* The Betsy, 1971 - film (1977) dir. by Daniel Petrie, starring Laurence Olivier, Robert Duvall, Tommy Lee Jones, Katharine Ross. A melodrama of an aged car manufacturer. - suom. Autokuningas
* The Pirate, 1974
* The Lonely Lady, 1976 - Kultanainen
* Dreams Die First, 1977 - Lehtikuningas
* Memories of Another Day, 1979 - Pomo
* Goodbye, Janette, 1981
* The Storyteller, 1982 - Tarinaniskijä
* Descent from Xanadu, 1984 - Haaste kuolemalle
* Piranha, 1986 - Piraijat
* The Raiders, 1995 - Valtaajat
* Tycoon: A Novel, 1997 - Tycoon - mediaruhtinas
* The Predators, 1998
* The Secret, 2000 - Salaisuus
* Never Enough, 2001
* Heat of Passion, 2003

Reportedly, Constance lived well in the early years after the divorce, but in the ensuing years after Caryl's death her standard of living declined dramatically.

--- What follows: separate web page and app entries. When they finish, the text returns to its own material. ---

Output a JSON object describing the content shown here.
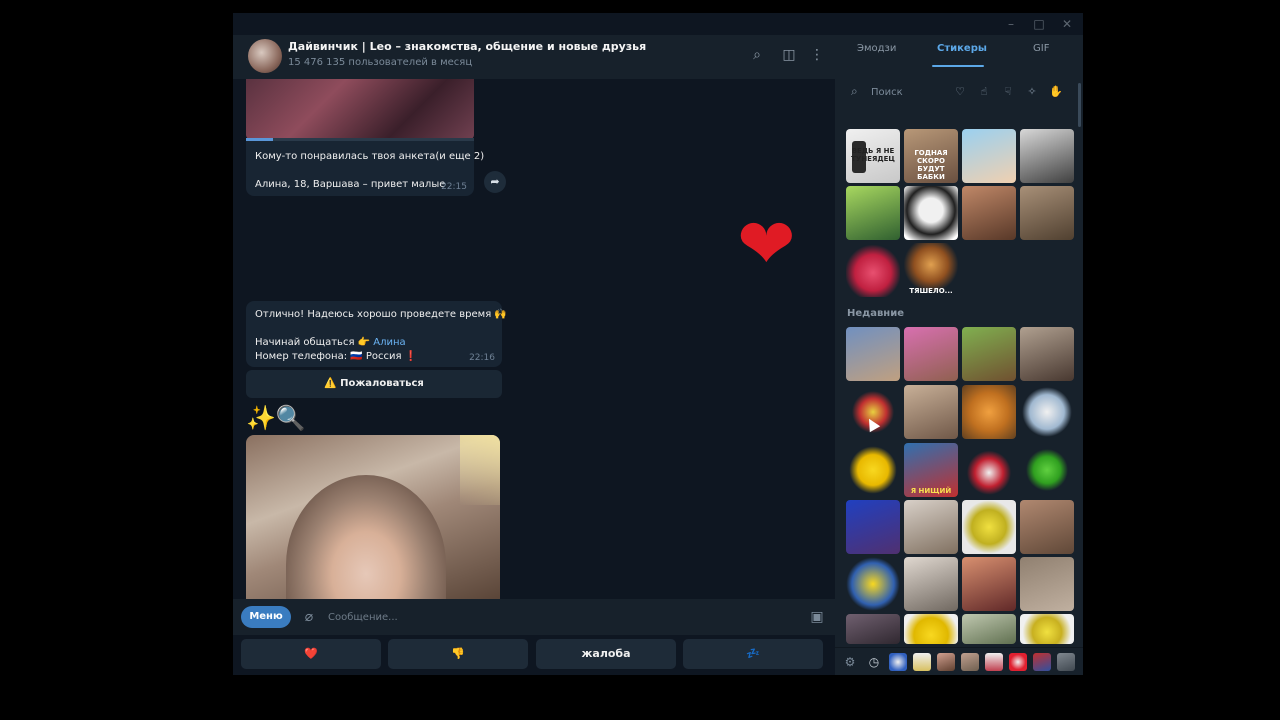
{
  "chat": {
    "title": "Дайвинчик | Leo – знакомства, общение и новые друзья",
    "subtitle": "15 476 135 пользователей в месяц"
  },
  "messages": {
    "m1_line1": "Кому-то понравилась твоя анкета(и еще 2)",
    "m1_line2": "Алина, 18, Варшава – привет малые",
    "m1_time": "22:15",
    "m2_line1": "Отлично! Надеюсь хорошо проведете время 🙌",
    "m2_line2_prefix": "Начинай общаться 👉 ",
    "m2_link": "Алина",
    "m2_line3": "Номер телефона: 🇷🇺 Россия ❗",
    "m2_time": "22:16",
    "report_button": "⚠️ Пожаловаться",
    "big_heart": "❤",
    "sparkle_emoji": "✨🔍"
  },
  "input": {
    "menu_label": "Меню",
    "placeholder": "Сообщение..."
  },
  "keyboard": {
    "buttons": [
      "❤️",
      "👎",
      "жалоба",
      "💤"
    ]
  },
  "panel": {
    "tabs": [
      "Эмодзи",
      "Стикеры",
      "GIF"
    ],
    "active_tab": "Стикеры",
    "search_placeholder": "Поиск",
    "recent_label": "Недавние",
    "sticker_captions": {
      "s1": "ВЕДЬ Я НЕ ТУНЕЯДЕЦ",
      "s2": "ГОДНАЯ СКОРО БУДУТ БАБКИ",
      "s10": "ТЯШЕЛО...",
      "s18": "Я НИЩИЙ"
    }
  },
  "colors": {
    "window_bg": "#0e1621",
    "panel_bg": "#17212b",
    "bubble_bg": "#182533",
    "accent": "#5ca8e8",
    "link": "#6ab3f3"
  }
}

In his last years he wasn't doing films any more, and was considered past his prime, doing small nightclubs with his magic act each night in and around Hollywood.

Caryl's final resting-place is Hollywood Forever Cemetery in Los Angeles, formerly known as "Hollywood Memorial Park Cemetery" nestled amongst Hollywood's elite such as Rudolph Valentino, Douglas Fairbanks, Tyrone Power, and Cecil B. DeMille. The cemetery sits adjacent and just north of the Paramount Studios lot. Caryl's mother Constance and stepfather Victor Glaser are buried alongside him.

Subsequently, the RING's name was officially changed to the "Caryl Fleming RING" in honor of Caryl's many achievements and contributions over the years to the RING and the local magic community.